The Higgins Armory Museum, with 8,000 objects on 4 floors, is the only institution in the Americas dedicated to the collection, preservation, exhibition, and interpretation of arms and armor. Step inside this rare glass and steel Art Deco building and discover over 2,500 years of human history, including the romance of troubadours, live swordplay, and medieval pageantry. A visit to the Higgins will spark your imagination with the fact behind the fairytale! The Higgins Armory Museum celebrates its 75th anniversary year in 2003, with 75 events and programs that illuminate the culture of the Middle Ages. For more information visit www.higgins.org, or call 508-853-6015.

About WPI

Founded in 1865, WPI is a pioneer in technological higher education. WPI was the first university to understand that students learn best when they have an opportunity to apply the knowledge they gain in the classroom to the solution of important problems. Today its students, working in teams at more than 20 project centers around the globe, put their knowledge and skills to work as they complete professional-level work that can have an immediate positive impact on society.
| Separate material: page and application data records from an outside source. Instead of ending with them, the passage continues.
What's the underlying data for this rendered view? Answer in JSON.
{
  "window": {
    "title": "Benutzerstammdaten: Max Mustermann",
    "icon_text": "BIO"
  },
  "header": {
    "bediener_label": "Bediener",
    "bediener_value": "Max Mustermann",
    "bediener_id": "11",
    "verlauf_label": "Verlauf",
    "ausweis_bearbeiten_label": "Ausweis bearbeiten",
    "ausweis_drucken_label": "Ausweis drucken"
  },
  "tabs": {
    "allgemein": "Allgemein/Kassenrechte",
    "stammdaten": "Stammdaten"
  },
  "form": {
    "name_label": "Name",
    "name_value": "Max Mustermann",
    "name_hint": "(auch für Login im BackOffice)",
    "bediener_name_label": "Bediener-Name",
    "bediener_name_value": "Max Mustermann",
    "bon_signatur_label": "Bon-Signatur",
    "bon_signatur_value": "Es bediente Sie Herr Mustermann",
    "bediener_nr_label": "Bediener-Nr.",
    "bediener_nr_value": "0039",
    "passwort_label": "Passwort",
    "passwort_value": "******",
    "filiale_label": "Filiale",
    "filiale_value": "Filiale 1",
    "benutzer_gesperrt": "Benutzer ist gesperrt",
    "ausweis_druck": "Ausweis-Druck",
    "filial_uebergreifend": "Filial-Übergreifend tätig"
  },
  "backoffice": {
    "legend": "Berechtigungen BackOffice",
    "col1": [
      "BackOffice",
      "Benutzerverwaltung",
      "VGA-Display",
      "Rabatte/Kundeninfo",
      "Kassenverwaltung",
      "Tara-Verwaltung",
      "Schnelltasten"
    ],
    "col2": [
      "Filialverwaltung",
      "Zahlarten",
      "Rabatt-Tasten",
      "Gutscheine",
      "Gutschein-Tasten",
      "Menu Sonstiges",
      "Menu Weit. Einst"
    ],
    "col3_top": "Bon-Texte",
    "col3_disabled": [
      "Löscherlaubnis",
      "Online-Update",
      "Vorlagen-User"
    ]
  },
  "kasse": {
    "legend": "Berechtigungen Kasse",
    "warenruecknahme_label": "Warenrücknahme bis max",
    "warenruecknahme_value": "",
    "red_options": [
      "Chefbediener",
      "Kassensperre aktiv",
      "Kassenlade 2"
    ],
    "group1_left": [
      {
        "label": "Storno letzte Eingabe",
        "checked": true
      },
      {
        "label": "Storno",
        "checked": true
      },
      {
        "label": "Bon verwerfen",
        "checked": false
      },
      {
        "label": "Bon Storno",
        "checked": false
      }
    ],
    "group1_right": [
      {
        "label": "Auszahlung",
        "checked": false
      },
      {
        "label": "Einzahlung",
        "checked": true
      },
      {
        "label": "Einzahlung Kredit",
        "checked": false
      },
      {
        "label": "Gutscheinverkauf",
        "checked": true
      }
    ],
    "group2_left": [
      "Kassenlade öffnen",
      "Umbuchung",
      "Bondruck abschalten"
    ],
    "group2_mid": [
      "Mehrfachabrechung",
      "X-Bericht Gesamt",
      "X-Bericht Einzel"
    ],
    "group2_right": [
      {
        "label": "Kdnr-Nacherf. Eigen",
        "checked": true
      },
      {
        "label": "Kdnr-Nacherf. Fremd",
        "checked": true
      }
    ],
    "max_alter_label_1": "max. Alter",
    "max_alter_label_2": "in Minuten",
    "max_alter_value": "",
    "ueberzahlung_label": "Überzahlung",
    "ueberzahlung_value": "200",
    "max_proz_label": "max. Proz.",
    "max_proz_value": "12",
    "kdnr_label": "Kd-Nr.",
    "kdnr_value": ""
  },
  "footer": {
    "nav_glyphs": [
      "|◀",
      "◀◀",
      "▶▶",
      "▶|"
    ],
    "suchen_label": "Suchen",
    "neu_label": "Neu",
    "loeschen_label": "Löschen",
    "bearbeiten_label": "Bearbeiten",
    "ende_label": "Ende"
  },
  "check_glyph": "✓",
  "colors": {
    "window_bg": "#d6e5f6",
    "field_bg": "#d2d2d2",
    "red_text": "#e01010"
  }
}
WPI's innovative, globally focused curriculum has been recognized by leaders in industry, government and academia as the model for the technological education of tomorrow. Students emerge from this program as true technological humanists, well-rounded, with the confidence, interpersonal skills and commitment to innovation they need to make a real difference in their professional and personal lives.